— Information supplied —

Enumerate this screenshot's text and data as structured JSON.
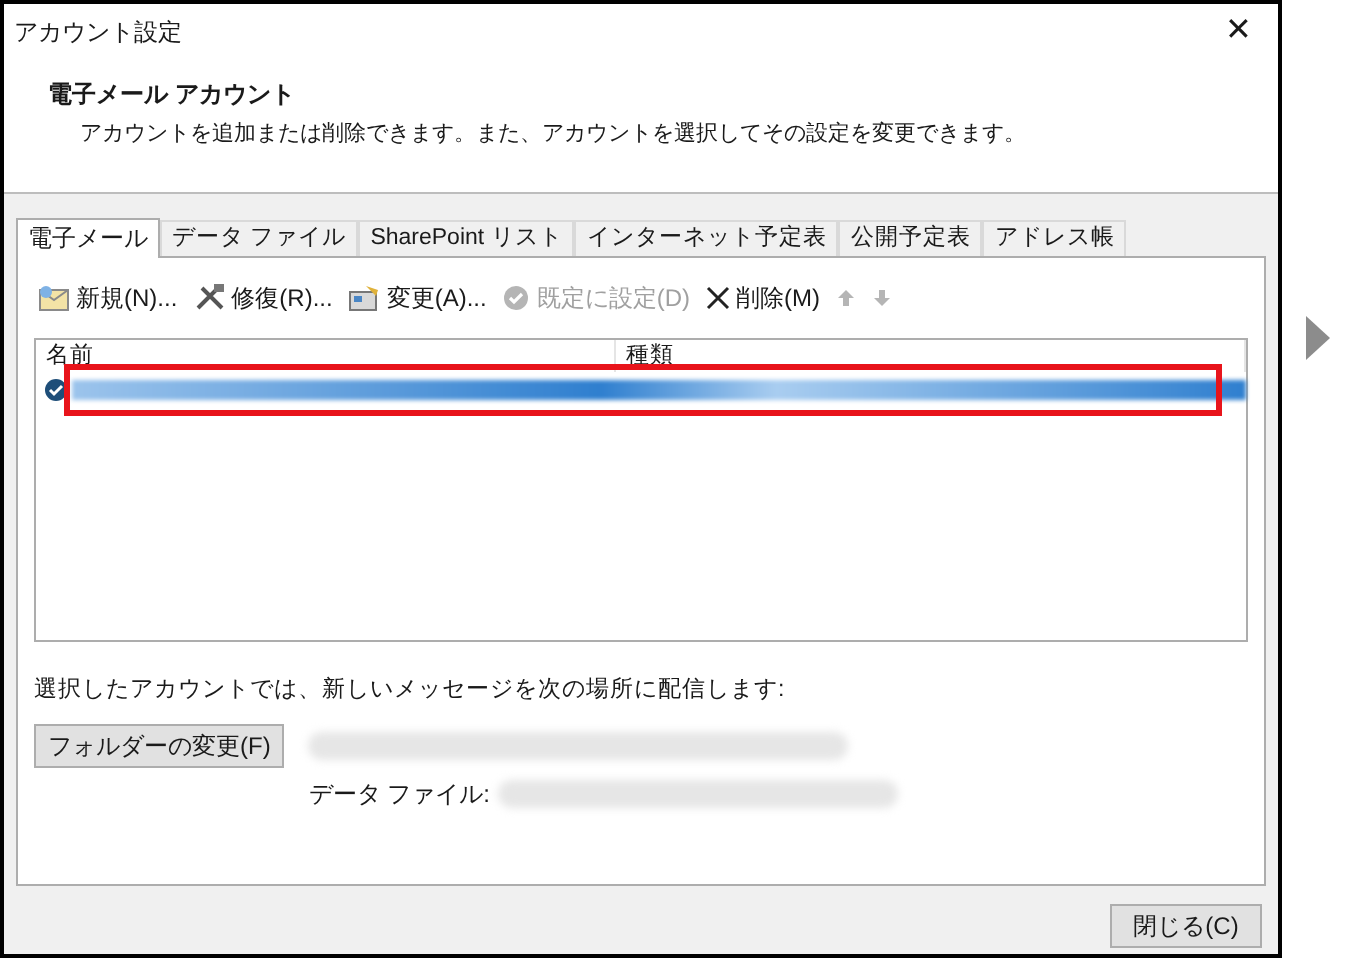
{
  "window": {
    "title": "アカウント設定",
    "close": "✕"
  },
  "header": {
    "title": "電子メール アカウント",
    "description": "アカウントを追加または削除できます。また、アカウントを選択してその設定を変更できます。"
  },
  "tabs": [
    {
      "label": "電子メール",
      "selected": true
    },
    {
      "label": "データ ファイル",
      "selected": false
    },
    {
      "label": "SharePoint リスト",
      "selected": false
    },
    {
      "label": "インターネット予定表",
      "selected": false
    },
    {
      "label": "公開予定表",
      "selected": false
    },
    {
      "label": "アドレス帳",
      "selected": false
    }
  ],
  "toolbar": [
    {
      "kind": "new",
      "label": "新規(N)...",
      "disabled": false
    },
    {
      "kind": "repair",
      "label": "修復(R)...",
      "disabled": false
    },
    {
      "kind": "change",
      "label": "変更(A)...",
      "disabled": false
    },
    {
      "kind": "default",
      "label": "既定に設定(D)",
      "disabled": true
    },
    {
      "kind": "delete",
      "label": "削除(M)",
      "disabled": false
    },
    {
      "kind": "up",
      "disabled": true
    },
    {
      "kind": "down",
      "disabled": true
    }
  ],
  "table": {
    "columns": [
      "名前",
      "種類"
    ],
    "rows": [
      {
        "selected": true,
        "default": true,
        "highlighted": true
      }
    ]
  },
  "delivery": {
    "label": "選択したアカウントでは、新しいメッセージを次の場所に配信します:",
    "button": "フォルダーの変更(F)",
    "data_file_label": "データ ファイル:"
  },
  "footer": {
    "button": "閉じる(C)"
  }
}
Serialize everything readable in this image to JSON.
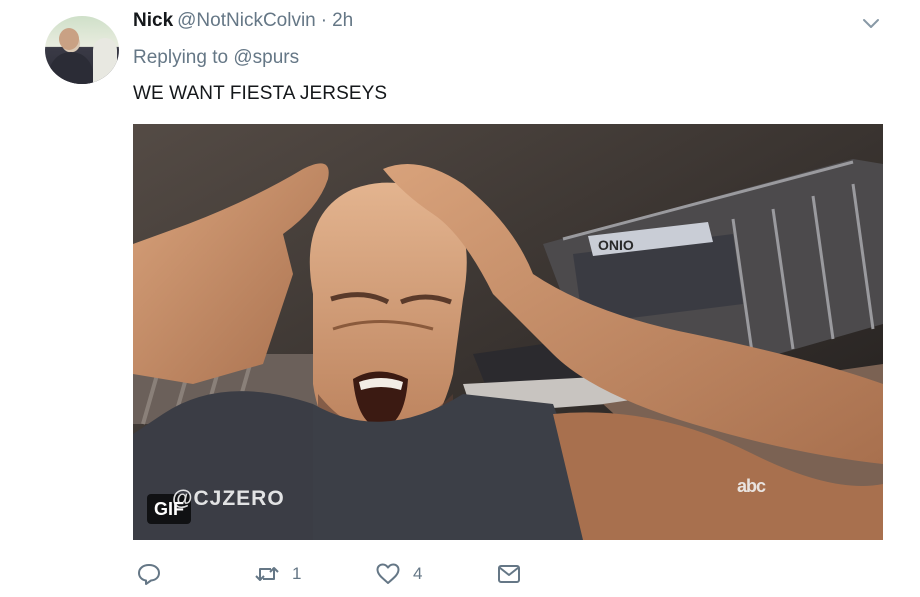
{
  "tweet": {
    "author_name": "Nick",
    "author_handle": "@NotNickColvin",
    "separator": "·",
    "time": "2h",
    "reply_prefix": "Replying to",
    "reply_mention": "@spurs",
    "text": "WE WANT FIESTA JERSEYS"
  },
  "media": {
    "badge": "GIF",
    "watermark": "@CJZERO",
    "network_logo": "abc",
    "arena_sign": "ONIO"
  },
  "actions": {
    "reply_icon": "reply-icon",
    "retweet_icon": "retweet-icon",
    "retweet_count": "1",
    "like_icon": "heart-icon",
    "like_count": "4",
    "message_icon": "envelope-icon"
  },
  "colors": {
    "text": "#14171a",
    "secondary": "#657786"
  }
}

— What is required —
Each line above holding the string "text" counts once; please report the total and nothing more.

— Expected output —
3